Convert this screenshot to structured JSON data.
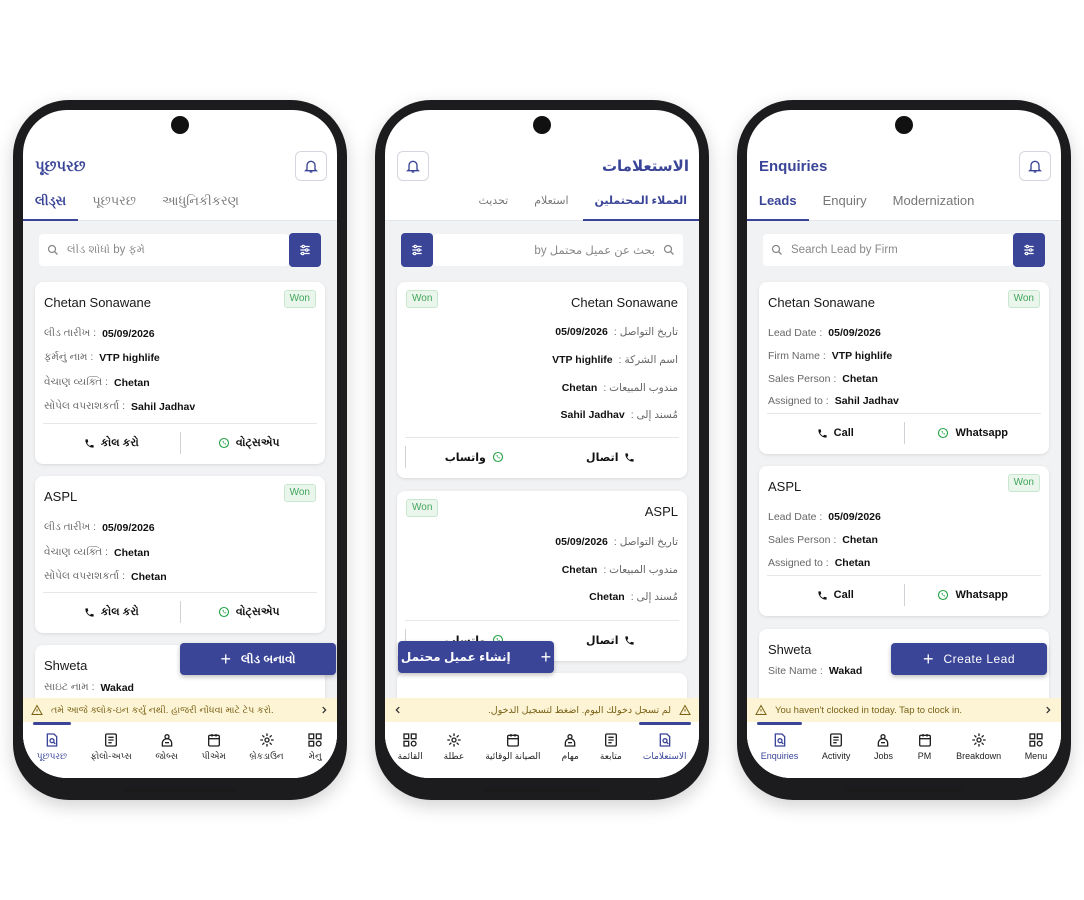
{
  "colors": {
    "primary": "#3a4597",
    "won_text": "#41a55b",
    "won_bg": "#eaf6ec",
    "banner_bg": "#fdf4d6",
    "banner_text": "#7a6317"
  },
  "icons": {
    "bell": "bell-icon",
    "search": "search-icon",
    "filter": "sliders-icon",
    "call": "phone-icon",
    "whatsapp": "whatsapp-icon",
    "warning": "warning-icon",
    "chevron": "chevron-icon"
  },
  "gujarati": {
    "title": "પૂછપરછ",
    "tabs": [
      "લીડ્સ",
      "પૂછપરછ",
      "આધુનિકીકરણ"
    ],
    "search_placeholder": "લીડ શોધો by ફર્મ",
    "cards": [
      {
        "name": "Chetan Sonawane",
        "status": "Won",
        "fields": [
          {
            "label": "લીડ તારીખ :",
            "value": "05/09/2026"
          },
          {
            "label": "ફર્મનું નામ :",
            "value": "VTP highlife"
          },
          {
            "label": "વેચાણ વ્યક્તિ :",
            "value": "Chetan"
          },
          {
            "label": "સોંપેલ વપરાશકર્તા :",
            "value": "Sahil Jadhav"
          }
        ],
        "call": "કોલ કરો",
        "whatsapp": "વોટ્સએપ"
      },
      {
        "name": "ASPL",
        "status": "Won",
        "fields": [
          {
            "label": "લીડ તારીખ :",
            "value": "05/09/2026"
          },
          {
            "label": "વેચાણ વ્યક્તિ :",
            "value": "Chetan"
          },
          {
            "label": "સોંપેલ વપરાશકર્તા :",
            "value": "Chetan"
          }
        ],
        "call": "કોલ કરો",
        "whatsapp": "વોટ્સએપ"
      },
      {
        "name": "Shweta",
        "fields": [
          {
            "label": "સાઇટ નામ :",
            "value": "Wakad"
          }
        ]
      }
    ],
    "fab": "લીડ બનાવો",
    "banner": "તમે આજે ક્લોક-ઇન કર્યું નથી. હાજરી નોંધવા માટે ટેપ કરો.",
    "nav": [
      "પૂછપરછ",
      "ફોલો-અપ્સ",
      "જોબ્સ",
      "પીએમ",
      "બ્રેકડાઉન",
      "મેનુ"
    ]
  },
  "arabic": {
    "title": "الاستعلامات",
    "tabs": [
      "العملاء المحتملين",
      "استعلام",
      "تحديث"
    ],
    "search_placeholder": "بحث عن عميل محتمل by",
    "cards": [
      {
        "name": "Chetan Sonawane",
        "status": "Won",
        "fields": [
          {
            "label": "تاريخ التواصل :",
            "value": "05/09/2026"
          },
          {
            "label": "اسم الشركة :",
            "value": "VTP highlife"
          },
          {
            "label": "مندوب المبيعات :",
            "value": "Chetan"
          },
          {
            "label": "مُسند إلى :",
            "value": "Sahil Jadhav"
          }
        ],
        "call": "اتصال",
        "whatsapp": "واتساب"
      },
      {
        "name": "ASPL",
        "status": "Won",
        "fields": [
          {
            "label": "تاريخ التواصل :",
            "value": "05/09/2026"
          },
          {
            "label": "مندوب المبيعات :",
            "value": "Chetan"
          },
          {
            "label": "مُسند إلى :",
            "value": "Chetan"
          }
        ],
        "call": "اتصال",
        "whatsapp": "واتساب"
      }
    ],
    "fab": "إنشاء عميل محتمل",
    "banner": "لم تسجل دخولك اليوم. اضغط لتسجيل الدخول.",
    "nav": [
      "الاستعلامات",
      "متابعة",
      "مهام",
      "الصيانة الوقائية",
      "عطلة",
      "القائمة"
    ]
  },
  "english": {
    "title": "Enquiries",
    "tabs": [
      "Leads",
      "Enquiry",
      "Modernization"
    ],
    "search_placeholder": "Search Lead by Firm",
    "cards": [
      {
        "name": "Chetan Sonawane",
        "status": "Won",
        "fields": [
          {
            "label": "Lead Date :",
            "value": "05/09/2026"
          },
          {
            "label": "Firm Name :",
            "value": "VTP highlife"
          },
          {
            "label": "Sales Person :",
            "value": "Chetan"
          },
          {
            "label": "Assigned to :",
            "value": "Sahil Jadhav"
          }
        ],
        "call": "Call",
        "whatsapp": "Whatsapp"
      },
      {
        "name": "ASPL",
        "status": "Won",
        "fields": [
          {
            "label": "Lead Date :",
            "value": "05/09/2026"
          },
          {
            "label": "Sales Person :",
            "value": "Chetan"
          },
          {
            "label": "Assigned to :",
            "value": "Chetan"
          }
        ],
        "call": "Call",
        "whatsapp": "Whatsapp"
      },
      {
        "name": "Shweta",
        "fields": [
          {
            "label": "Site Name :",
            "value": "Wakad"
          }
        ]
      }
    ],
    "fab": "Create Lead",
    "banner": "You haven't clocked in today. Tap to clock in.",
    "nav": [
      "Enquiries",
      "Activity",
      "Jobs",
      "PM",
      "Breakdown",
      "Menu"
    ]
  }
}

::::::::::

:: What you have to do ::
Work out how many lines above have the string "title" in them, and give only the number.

:: Answer space ::
3